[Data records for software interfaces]
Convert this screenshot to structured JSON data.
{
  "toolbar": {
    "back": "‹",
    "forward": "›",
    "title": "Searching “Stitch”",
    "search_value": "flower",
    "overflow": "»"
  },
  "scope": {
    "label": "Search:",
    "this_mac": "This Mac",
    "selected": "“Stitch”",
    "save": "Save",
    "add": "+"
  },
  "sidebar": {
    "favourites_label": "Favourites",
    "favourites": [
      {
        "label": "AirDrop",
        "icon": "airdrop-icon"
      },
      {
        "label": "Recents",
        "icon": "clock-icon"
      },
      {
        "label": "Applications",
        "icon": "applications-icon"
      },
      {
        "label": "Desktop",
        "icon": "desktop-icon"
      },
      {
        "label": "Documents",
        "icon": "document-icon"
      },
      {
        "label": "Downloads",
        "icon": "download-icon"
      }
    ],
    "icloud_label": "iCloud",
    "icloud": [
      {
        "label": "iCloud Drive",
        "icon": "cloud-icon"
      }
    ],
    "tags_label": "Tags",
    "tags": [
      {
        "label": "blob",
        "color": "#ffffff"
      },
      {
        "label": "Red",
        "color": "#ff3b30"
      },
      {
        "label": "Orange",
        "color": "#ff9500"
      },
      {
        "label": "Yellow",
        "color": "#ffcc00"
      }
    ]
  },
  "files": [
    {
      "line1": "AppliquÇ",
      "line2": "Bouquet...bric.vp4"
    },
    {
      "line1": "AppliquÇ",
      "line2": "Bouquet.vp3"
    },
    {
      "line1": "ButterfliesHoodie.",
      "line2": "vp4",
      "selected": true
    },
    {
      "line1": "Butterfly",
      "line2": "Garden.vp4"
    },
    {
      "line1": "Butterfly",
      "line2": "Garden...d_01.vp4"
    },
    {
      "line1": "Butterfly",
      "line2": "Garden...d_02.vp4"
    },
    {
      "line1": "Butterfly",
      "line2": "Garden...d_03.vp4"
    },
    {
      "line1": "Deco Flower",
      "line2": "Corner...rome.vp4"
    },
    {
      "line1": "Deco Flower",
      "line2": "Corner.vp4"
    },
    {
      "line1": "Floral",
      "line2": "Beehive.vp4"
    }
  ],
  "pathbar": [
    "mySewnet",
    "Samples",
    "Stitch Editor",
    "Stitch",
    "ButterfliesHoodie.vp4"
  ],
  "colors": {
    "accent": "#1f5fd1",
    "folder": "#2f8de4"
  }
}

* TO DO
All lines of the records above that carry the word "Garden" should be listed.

* TASK OUTPUT
      "line2": "Garden.vp4"
      "line2": "Garden...d_01.vp4"
      "line2": "Garden...d_02.vp4"
      "line2": "Garden...d_03.vp4"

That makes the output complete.